When you first see William Kealoha face to face, it can be shocking. Especially when you know how Willy Boy used to look, before he turned a shotgun on himself.
"I cannot chew on this side at all. This whole side of my face has nothing. It's pure wipe out. No more. It's all hollow," he said.
When he was younger Willy lived in Waianae and worked on the docks at Leeward Marine. In September 2001 he lost his footing and fell.
"So he bounced back and forth between the dry dock and the barge before he hit the hard metal floor," attorney Jay Friedheim said.
Friedheim met Willy after the accident. He has worked on Willy's worker's compensation case for twelve years.
"This guy was worked over in a way that is unconscionable," he said.
Willy suffered multiple injuries from the accident. Friedheim said after ten days in the hospital, Willy's employer brought him back to work, gave him a raise, and then laid him off. Willy found another job.
"Over the next couple of months his knees were so bad he had to see a doctor. And the new company said, 'Wait a minute! He fell at the old company,'" Friedheim said.
Willy was unemployed with no medical care. He and his wife became homeless. Child Protective Services removed their children.
"My wife had it up to here. She was really sick of all of it," Wily said.
On February 8, 2003, a despondent Willy attempted suicide. The gun blast destroyed the left side of his face. The surgeon tried to fill the hole. Willy says the pain is physical and emotional.
"That testimony that I share is that when you shoot yourself, that's how you're going to look forever, and that's not funny," he said.
The worker's comp claim blames the suicide attempt on the shipyard injury.
"His jaw is broken into two parts. So anything, even as strong as a peanut butter sandwich, hurts him to eat," Friedheim said.
Over the years there have been negotiations, denials, appeals and delays. Then last year, the Ninth Circuit Court of Appeals ruled and sided with Willy.
"Meaning, was the suicide or suicide attempt a directly related chain of causation to the original workers comp accident?" Friedheim said.
Even though the case is still held up, Friedheim sees a glimmer of hope. He believes Willy is entitled to medical help, compensation, and potentially reconstruction of his face.
"I am asking the higher court to order the lower court to decide," he said.
Willy now lives with his pastor and the consequences of his action.
"He has a hard time tasting, smelling, hard time breathing. When he sleeps you can hear him skip breaths and almost gag to breathe," said Thomas Couch, pastor of House of Angels Ministry.
Friedheim said the outcome of Willy's case could affect the cases of American contractors injured in war zones, who attempt suicide, then file a compensation claim.
"And they've lost legs or body parts. And these are not people that went there as soldiers. There's no VA benefits. They wish they had VA benefits," he said.

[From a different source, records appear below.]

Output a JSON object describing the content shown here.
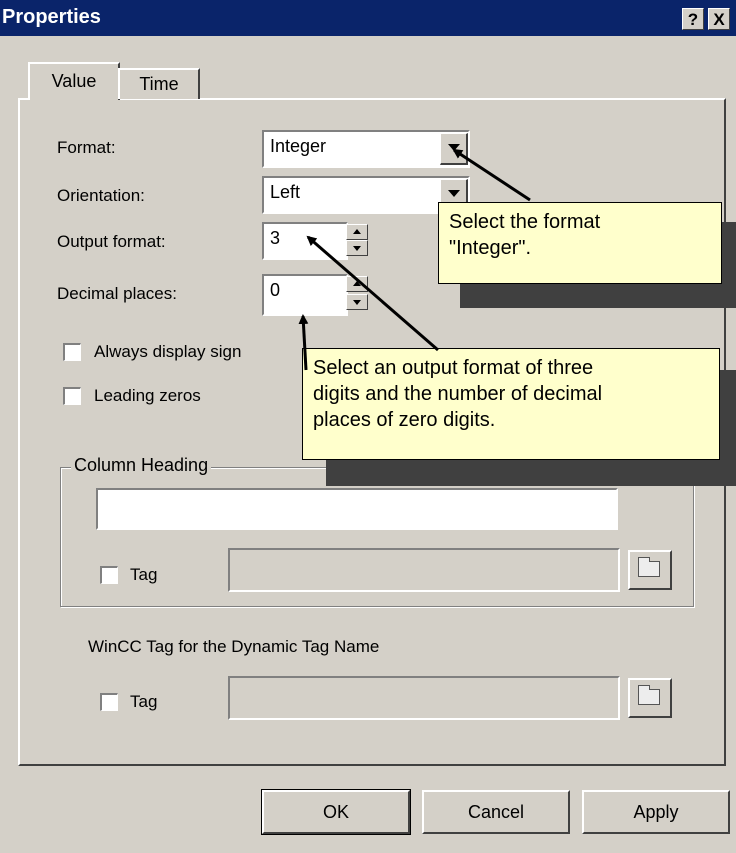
{
  "window": {
    "title": "Properties",
    "help_glyph": "?",
    "close_glyph": "X"
  },
  "tabs": [
    {
      "label": "Value",
      "active": true
    },
    {
      "label": "Time",
      "active": false
    }
  ],
  "format": {
    "label": "Format:",
    "value": "Integer"
  },
  "orientation": {
    "label": "Orientation:",
    "value": "Left"
  },
  "output_format": {
    "label": "Output format:",
    "value": "3"
  },
  "decimal_places": {
    "label": "Decimal places:",
    "value": "0"
  },
  "checkboxes": [
    {
      "label": "Always display sign",
      "checked": false
    },
    {
      "label": "Leading zeros",
      "checked": false
    }
  ],
  "column_heading": {
    "legend": "Column Heading",
    "value": "",
    "tag_label": "Tag",
    "tag_checked": false,
    "tag_value": ""
  },
  "wincc": {
    "label": "WinCC Tag for the Dynamic Tag Name",
    "tag_label": "Tag",
    "tag_checked": false,
    "tag_value": ""
  },
  "buttons": {
    "ok": "OK",
    "cancel": "Cancel",
    "apply": "Apply"
  },
  "callouts": {
    "format_note": [
      "Select the format",
      "\"Integer\"."
    ],
    "output_note": [
      "Select an output format of three",
      "digits and the number of decimal",
      "places of zero digits."
    ]
  },
  "colors": {
    "title_bar": "#0a246a",
    "dialog_bg": "#d4d0c8",
    "callout_bg": "#ffffcc",
    "callout_shadow": "#404040"
  },
  "icons": {
    "browse": "folder-icon"
  }
}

Sunday mornings, Willy worships at a church that meets at the Waianae Boat Harbor. He said he's born again. In this setting, it seems his deformity disappears. He helps the homeless and shares his story.
"I cannot wait to go to heaven and see my mansion," he tells the congregation.
Willy said God saved him from death twice. Even if his worker's compensation claim fails, he is at peace.
"When I look at myself in the mirror, I go, 'You know, I messed up big time. But Jesus Christ gave me another chance to live,'" he said.